There is a special exception where a generator expression does not have to be enclosed in parenthesis, and that is when it is used a an argument to a function that only takes one argument. Here is an example with the sum function that can consume an iterable:

>>> sum(x**2 for x in range(4))

14

The generator expression is a very compact, but it is not very flexible. If it is not possible to describe the generator with a generator expression, it has to implement the generator pattern, an iterable class, or implement a functions that yields the values.

Dictionary and Set Comprehensions

In Python 2.7 and 3.0 dictionary and set comprehensions were also introduced. The syntax is similar to the list comprehensions. Here is an example of a set and dictionary comprehension:

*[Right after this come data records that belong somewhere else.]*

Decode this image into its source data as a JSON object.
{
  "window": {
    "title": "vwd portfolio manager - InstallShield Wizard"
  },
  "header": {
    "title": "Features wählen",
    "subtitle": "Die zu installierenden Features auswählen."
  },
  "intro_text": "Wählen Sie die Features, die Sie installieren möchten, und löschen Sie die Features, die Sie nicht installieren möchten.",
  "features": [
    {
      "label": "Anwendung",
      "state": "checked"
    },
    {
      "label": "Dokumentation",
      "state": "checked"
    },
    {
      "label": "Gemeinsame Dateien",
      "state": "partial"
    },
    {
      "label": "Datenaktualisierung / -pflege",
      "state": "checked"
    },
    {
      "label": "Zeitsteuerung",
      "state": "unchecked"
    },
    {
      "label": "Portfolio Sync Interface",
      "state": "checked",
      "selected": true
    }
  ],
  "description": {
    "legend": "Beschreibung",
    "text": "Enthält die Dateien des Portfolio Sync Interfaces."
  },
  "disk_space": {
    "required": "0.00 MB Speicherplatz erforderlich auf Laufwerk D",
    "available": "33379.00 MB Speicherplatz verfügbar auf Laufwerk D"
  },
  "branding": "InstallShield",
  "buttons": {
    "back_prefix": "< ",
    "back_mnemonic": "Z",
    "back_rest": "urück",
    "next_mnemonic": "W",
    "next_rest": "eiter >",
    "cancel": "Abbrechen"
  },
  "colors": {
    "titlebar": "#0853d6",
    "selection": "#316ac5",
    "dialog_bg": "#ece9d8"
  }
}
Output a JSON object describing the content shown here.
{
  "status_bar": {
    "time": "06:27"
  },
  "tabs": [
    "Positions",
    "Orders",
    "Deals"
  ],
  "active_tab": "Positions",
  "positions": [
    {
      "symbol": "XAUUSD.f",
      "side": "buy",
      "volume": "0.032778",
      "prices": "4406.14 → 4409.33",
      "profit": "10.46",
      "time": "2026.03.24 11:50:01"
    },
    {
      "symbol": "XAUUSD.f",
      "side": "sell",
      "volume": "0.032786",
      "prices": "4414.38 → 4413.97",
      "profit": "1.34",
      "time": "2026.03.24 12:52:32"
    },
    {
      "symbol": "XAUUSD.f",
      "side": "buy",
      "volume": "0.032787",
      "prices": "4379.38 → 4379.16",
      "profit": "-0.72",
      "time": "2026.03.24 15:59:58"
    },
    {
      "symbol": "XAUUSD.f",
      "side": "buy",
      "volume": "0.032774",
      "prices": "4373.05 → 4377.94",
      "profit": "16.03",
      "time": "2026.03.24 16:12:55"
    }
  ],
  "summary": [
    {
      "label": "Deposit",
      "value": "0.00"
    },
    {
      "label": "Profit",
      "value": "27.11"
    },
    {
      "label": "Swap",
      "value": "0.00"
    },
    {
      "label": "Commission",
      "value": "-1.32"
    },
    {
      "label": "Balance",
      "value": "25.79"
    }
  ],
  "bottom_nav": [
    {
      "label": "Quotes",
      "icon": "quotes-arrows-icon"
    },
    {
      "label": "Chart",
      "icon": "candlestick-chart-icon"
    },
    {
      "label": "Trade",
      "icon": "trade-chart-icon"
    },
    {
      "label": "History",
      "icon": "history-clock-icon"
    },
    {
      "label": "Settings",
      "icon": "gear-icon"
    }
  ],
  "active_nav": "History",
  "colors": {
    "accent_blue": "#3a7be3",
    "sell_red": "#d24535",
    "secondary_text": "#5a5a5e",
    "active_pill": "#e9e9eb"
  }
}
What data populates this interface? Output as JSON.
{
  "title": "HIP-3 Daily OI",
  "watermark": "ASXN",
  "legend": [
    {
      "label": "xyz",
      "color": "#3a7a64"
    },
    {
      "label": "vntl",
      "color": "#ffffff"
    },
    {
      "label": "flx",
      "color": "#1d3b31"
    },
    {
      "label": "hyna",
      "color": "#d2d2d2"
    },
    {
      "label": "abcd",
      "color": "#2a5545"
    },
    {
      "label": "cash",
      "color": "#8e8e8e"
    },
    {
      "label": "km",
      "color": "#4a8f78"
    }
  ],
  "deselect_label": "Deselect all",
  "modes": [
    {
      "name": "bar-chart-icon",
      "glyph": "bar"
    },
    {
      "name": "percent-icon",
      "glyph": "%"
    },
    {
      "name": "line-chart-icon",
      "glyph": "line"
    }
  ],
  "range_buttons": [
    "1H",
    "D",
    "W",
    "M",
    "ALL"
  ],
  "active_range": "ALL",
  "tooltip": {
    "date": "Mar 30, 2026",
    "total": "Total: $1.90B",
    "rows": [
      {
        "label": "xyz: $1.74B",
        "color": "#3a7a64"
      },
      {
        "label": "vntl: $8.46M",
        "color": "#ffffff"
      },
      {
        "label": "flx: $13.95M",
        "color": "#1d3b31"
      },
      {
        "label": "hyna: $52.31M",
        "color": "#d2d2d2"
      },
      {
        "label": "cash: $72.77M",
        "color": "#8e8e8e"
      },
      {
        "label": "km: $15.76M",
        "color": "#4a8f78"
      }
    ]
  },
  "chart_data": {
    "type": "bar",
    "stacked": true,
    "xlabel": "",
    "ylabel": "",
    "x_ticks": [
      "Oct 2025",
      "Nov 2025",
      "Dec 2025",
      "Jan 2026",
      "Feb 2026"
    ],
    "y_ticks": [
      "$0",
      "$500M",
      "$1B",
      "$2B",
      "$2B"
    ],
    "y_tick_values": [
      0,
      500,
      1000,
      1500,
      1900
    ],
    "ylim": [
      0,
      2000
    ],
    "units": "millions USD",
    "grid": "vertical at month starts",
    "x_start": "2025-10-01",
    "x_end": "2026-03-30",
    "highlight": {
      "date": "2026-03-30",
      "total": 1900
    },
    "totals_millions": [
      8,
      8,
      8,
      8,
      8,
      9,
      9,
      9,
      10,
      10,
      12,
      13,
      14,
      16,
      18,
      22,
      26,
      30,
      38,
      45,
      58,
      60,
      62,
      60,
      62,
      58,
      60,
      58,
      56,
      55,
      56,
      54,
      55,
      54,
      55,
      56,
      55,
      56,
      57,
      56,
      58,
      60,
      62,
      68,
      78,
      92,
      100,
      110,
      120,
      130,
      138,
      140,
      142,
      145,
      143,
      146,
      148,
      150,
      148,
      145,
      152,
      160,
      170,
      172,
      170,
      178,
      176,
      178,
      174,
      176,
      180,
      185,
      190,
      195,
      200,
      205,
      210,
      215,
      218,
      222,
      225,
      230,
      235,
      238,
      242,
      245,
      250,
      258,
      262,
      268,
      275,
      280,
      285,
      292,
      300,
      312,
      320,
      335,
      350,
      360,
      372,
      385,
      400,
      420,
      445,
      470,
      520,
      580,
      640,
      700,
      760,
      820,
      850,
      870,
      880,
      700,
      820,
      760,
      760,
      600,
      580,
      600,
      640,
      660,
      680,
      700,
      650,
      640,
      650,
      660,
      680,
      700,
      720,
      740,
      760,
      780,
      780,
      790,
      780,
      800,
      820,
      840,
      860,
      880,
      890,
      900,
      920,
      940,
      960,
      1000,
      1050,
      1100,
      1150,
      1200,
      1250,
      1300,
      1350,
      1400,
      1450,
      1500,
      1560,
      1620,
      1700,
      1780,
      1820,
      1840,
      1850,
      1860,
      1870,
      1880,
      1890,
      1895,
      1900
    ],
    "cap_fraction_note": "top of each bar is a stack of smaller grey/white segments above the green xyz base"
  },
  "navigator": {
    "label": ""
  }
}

>>> {x for x in range(4)}

set([0, 1, 2, 3])

>>> {x:"A"*x for x in range(4)}

{0: '', 1: 'A', 2: 'AA', 3: 'AAA'}

List Comprehensions Continued

Now we will go back to list comprehensions, and look at the rest its syntax.

Nested Loops

The description below describes the full list comprehension syntax, and is taken directly from the Python 2.7 reference:

comprehension ::=  expression comp_for
comp_for      ::=  "for" target_list "in" or_test [comp_iter]
comp_iter     ::=  comp_for | comp_if
comp_if       ::=  "if" expression_nocond [comp_iter]

This way of describing a grammer is called the Backus-Naur form. What it says, is that there has to be at least one "for .. in" in a list comprehension, but then after that there can be any number of "for .. in" or "if .." clauses. The for and if clauses are nested in the same order as they appear in the list comprehension.

A list comprehension of this form:

res = [expression for i1 in L1 if cond1 for i2 in L2 if cond2 ...]

is equivalent to:

res = []

for i1 in L1:

if cond1:

for i2 in L2:

if cond2:

...

res.append(expression)

The nested loops can also iterate over variables from the outer loops. Here is an example

>>> L = [[1,2,3],[2,3],]

>>> res = []

>>> for vec in L:

...     if len(vec)>2:

...         for e in vec:

...             res.append(e*2)

...

>>> res

[2, 4, 6]

which equivalent to:

>>> L = [[1,2,3],[2,3],]

>>> [e*2 for vec in L if len(vec)>2 for e in vec]

[2, 4, 6]

Here the program iterates over all the nested lists, and only returns the lists longer than 2, and the values doubles for those.

Nested list comprehensions

It possible to nest list comprehension. The expression part of a list comprehension that describes how the new elements should be formed, can be expressed with a list comprehension itself. It will have access to all the variables in the outer list comprehension, as it is enclosed in the innermost loop of the outer list comprehension.

A simple example could be:

>>> L = [[1,2,3],[2,3],]

>>> [[i*2 for i in vec] for vec in L if len(vec)>2]

[[2, 4, 6]]

Summary

List comprehensions and list generators facilitate us to make compact and easily readable expression. But on the other hand they also allow for very complex expressions - the expressions can be so long, that they have to be broken up into several lines. The complex instances of list comprehensions do not inherit the easy readability, as their shorter and simple cousins; actually they might be harder to understand than conventional loops. Conventional loops follow Python’s strict indentation rules, and therefore more structured than a long list comprehension, which only is separated by mandatory whitespaces.

References